Once at work, it’s reasonable to assume that employees will be regularly tested and screened for COVID-19 symptoms, which will likely increase both privacy and employment law problems. How to implement expanded screening and testing will be determined later. Firms will require to create isolation rooms for employees who experience symptoms while at work, and quarantine policies will be a necessity.
In the short term, visitors and employees can expect increasingly invasive forms of health monitoring. It’s simple to imagine some of these changes become part of how we operate in the longer term. Examples of changes will involve active monitoring of symptoms and health, from screening for viruses to temperature monitoring. These changes will alter the concepts of privacy in ways we’ve not anticipated. If we look to Asia as a post-COVID-19 model, employees globally will likely begin to be classified based on health standards. For instance, a green code on an electronic device or wristband can signal COVID-19 vaccination or immunity and allow employees access to transport, commerce, and employment.
The days of shared office equipment and close quarters for seating are likely at the end of the line. Shared equipment is a source of shared germs. This involves computers, PDAs, printers, and phones. Furthermore, thought requires to be given to non-touch control systems for other shared fixed equipment like doors and elevators particularly fire and other egress doors. Close quarters encourage the spread of the virus through exposure to infectious particles.
Technology has enabled several businesses to function as normal during the pandemic. We can expect that the remote working option will grow in popularity, meaning some of the workforces will make working from house permanent. In other places, we can see an acceleration of job automation, especially for routine transactions and point-of-sale work. Where employees continue to work in office environments, there’re likely to be fundamental design changes to accommodate for social distancing. This means a shift away from shared space and open space offices. Travel will decrease significantly, as employers integrate virtual technologies into business as typical. Where travel alternatives aren’t feasible, firms will require to make risk-based decisions on what travel facilities and modes are acceptable. Expect to see changes in commuting, car-pooling, and ride-sharing, driven by a wish for improved separation and lower density transport options.
To make sure that critical infrastructure and essential functions are maintained, organizations will increasingly rely upon employee sequestering, or housing employees near facilities and isolated from the population at large. This will need training, planning, and practice to accomplish. This’s of particular focus for utilities, energy providers, and manufacturing.

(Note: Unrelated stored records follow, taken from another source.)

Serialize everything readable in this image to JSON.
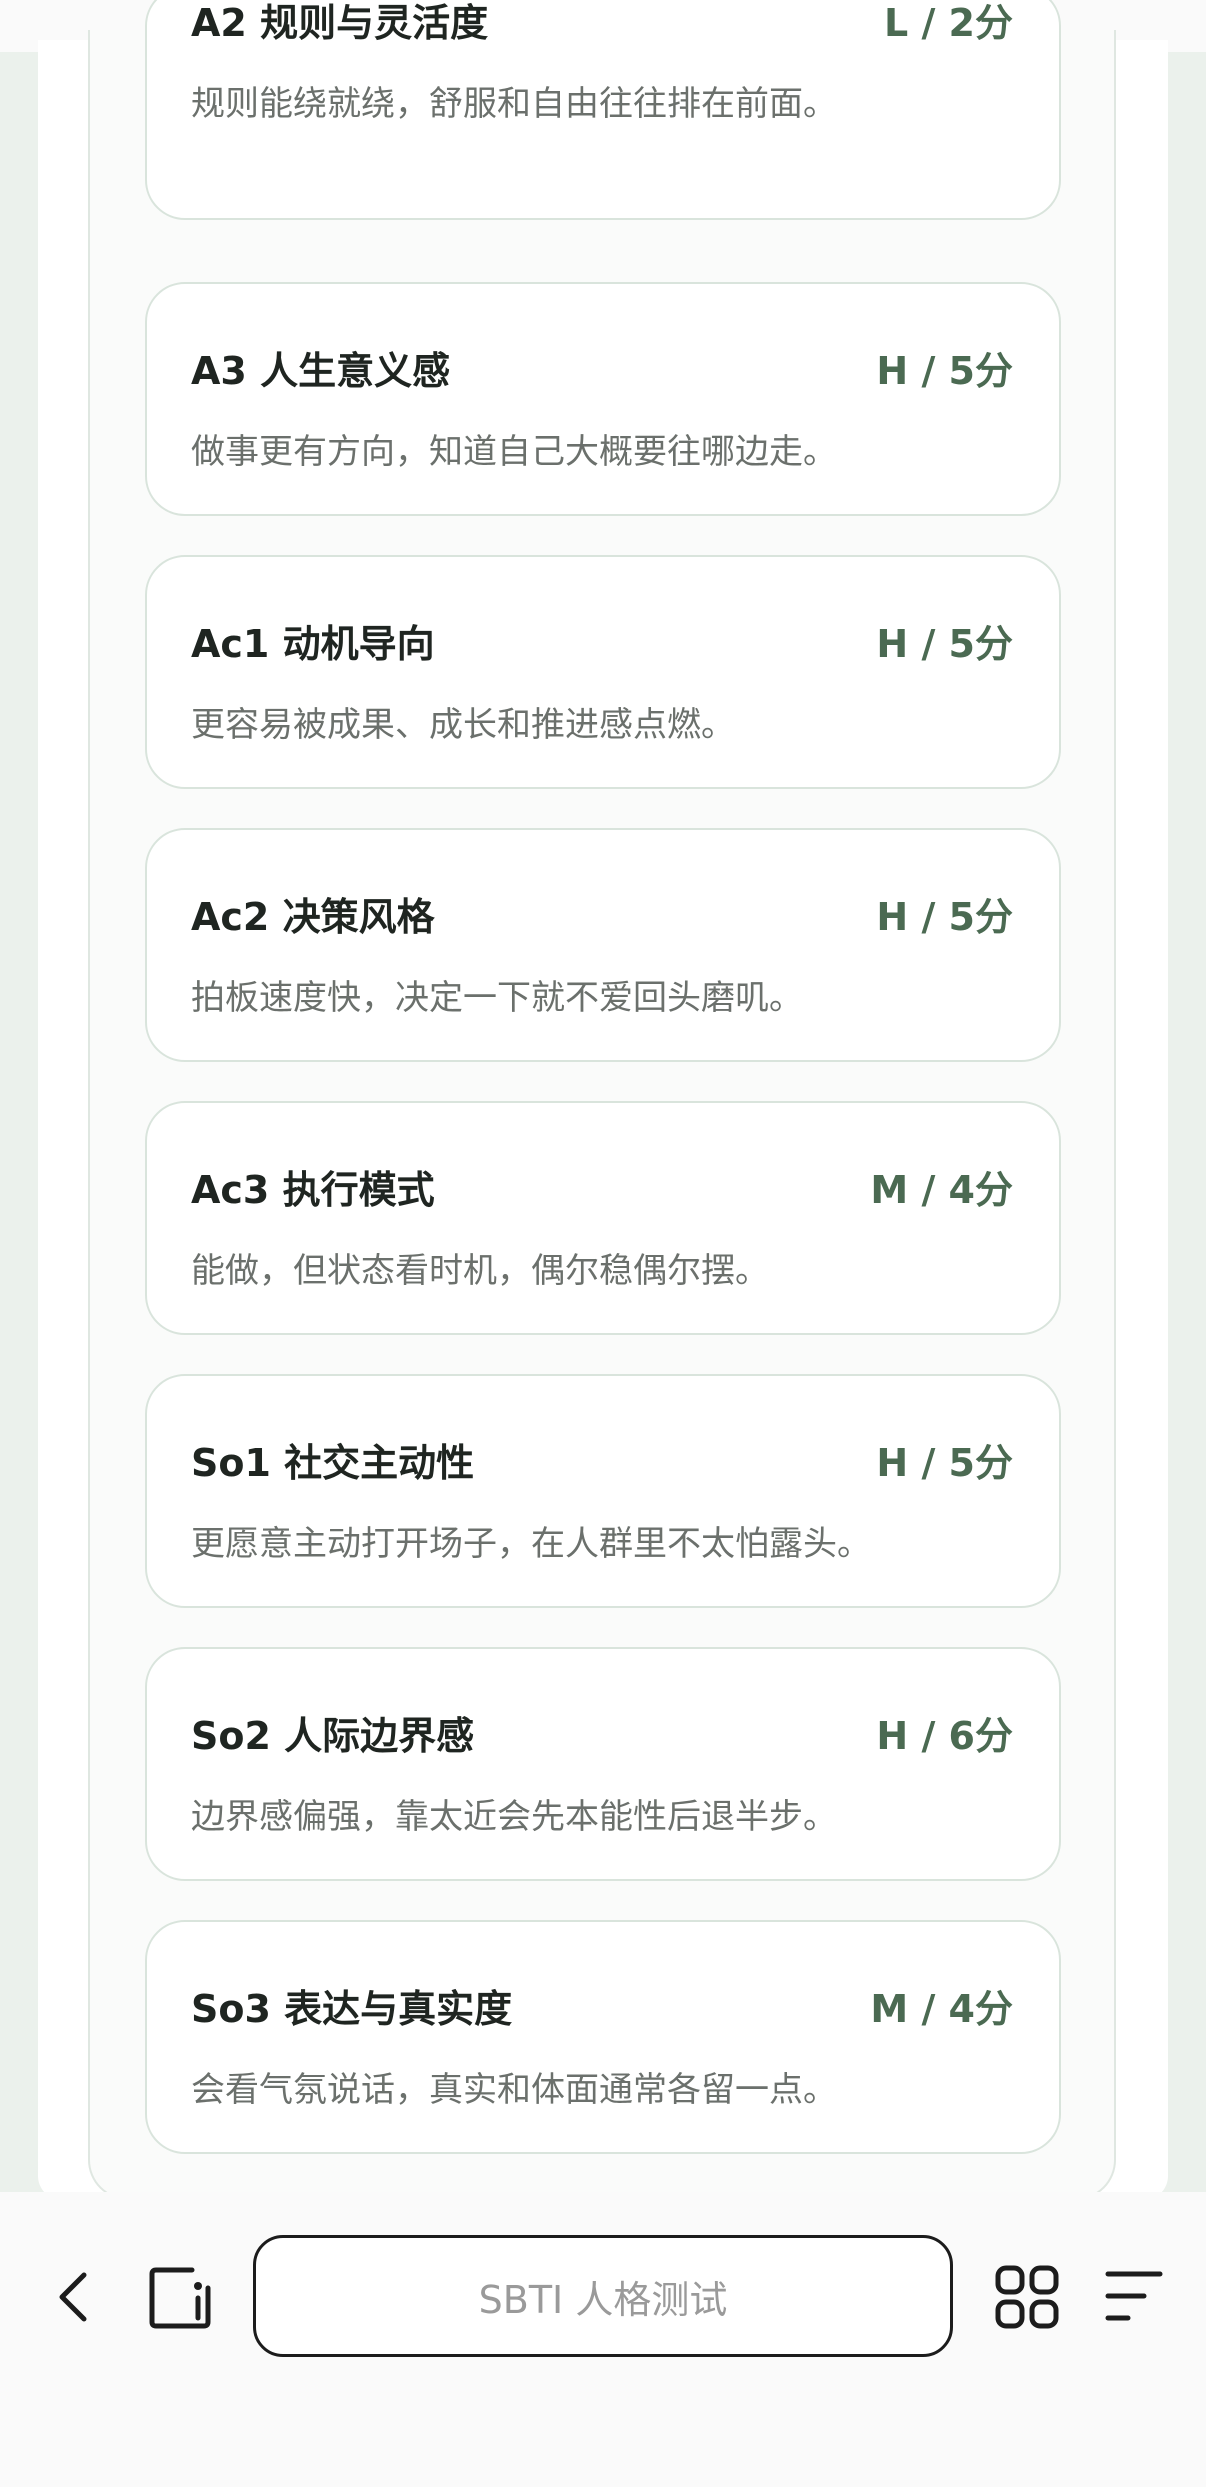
{
  "items": [
    {
      "title": "A2 规则与灵活度",
      "score": "L / 2分",
      "desc": "规则能绕就绕，舒服和自由往往排在前面。"
    },
    {
      "title": "A3 人生意义感",
      "score": "H / 5分",
      "desc": "做事更有方向，知道自己大概要往哪边走。"
    },
    {
      "title": "Ac1 动机导向",
      "score": "H / 5分",
      "desc": "更容易被成果、成长和推进感点燃。"
    },
    {
      "title": "Ac2 决策风格",
      "score": "H / 5分",
      "desc": "拍板速度快，决定一下就不爱回头磨叽。"
    },
    {
      "title": "Ac3 执行模式",
      "score": "M / 4分",
      "desc": "能做，但状态看时机，偶尔稳偶尔摆。"
    },
    {
      "title": "So1 社交主动性",
      "score": "H / 5分",
      "desc": "更愿意主动打开场子，在人群里不太怕露头。"
    },
    {
      "title": "So2 人际边界感",
      "score": "H / 6分",
      "desc": "边界感偏强，靠太近会先本能性后退半步。"
    },
    {
      "title": "So3 表达与真实度",
      "score": "M / 4分",
      "desc": "会看气氛说话，真实和体面通常各留一点。"
    }
  ],
  "toolbar": {
    "address_text": "SBTI 人格测试",
    "icons": {
      "back": "chevron-left-icon",
      "tab": "tab-icon",
      "apps": "grid-icon",
      "menu": "menu-icon"
    }
  },
  "colors": {
    "accent": "#4b6a52",
    "title": "#1f2521",
    "desc": "#6b706c",
    "card_border": "#d9e4dc",
    "background": "#ebf1ec"
  }
}
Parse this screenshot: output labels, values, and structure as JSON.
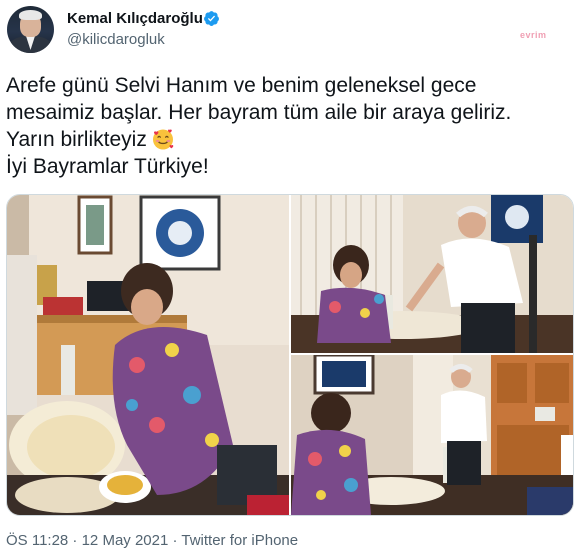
{
  "author": {
    "name": "Kemal Kılıçdaroğlu",
    "handle": "@kilicdarogluk",
    "verified": true,
    "avatar_icon": "profile-photo"
  },
  "watermark": "evrim",
  "tweet": {
    "lines": [
      "Arefe günü Selvi Hanım ve benim geleneksel gece",
      "mesaimiz başlar. Her bayram tüm aile bir araya geliriz.",
      "Yarın birlikteyiz",
      "İyi Bayramlar Türkiye!"
    ],
    "emoji": "smiling-face-with-hearts"
  },
  "media": {
    "count": 3,
    "photos": [
      "woman-preparing-pastry-kitchen-photo",
      "couple-at-table-photo",
      "kitchen-wide-photo"
    ]
  },
  "footer": {
    "meta": "ÖS 11:28 · 12 May 2021 · Twitter for iPhone"
  },
  "colors": {
    "text": "#0f1419",
    "secondary": "#536471",
    "verified": "#1d9bf0",
    "border": "#cfd9de"
  }
}
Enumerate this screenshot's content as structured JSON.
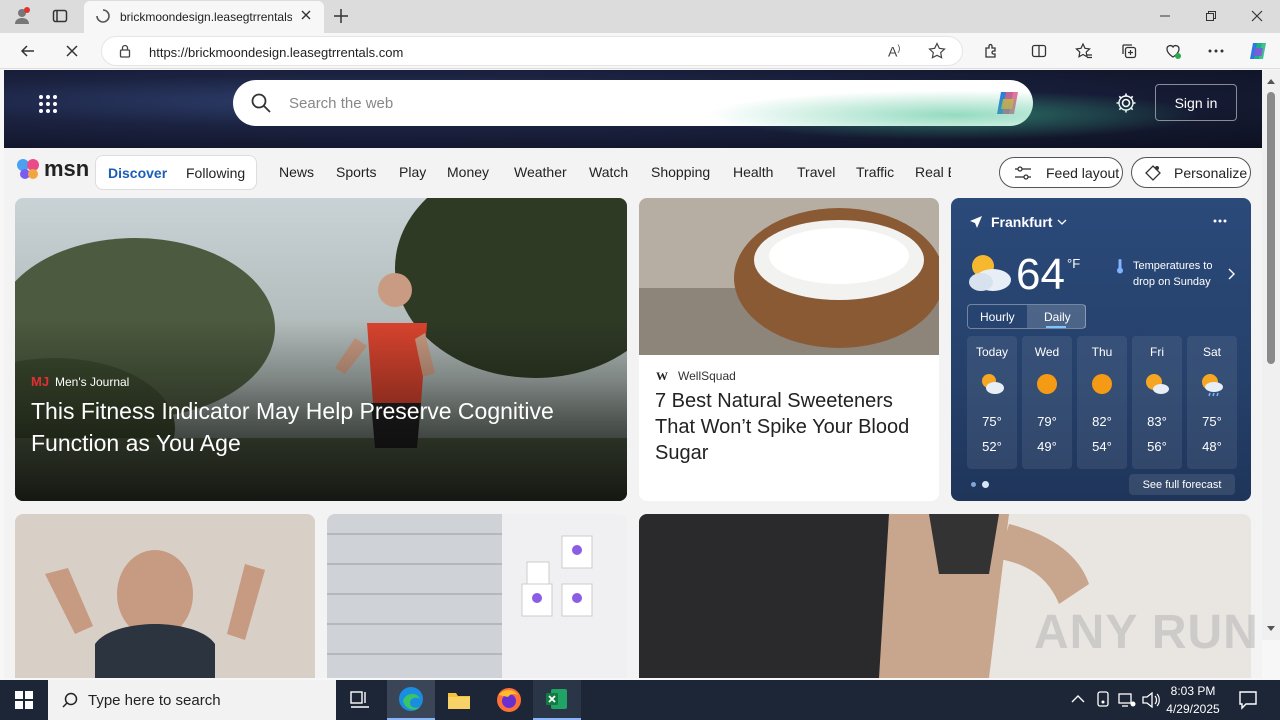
{
  "browser": {
    "tab_title": "brickmoondesign.leasegtrrentals.com",
    "url": "https://brickmoondesign.leasegtrrentals.com"
  },
  "header": {
    "search_placeholder": "Search the web",
    "sign_in_label": "Sign in"
  },
  "nav": {
    "logo_text": "msn",
    "discover_label": "Discover",
    "following_label": "Following",
    "items": [
      "News",
      "Sports",
      "Play",
      "Money",
      "Weather",
      "Watch",
      "Shopping",
      "Health",
      "Travel",
      "Traffic",
      "Real E"
    ],
    "feed_layout_label": "Feed layout",
    "personalize_label": "Personalize"
  },
  "hero_story": {
    "source_logo": "MJ",
    "source": "Men's Journal",
    "headline": "This Fitness Indicator May Help Preserve Cognitive Function as You Age"
  },
  "story_2": {
    "source_logo": "W",
    "source": "WellSquad",
    "headline": "7 Best Natural Sweeteners That Won’t Spike Your Blood Sugar"
  },
  "weather": {
    "location": "Frankfurt",
    "temperature": "64",
    "unit": "°F",
    "alert": "Temperatures to drop on Sunday",
    "tab_hourly": "Hourly",
    "tab_daily": "Daily",
    "forecast": [
      {
        "day": "Today",
        "high": "75°",
        "low": "52°",
        "icon": "partly-cloudy-icon"
      },
      {
        "day": "Wed",
        "high": "79°",
        "low": "49°",
        "icon": "sunny-icon"
      },
      {
        "day": "Thu",
        "high": "82°",
        "low": "54°",
        "icon": "sunny-icon"
      },
      {
        "day": "Fri",
        "high": "83°",
        "low": "56°",
        "icon": "partly-cloudy-icon"
      },
      {
        "day": "Sat",
        "high": "75°",
        "low": "48°",
        "icon": "rain-icon"
      }
    ],
    "see_full_label": "See full forecast"
  },
  "taskbar": {
    "search_placeholder": "Type here to search",
    "time": "8:03 PM",
    "date": "4/29/2025"
  },
  "watermark": "ANY RUN"
}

Fundamental Shifts Ahead
As the world emerges from the current pandemic, the world of work will make a few fundamental shifts, shifts that address physical, biological, and emotional challenges. Just as we made changes post 9/11, we will adapt and respond to the challenges of pandemics. It will need thoughtfulness and planning. People will require to change their fundamental behaviors of how work gets done and how we keep our facilities clean and assured.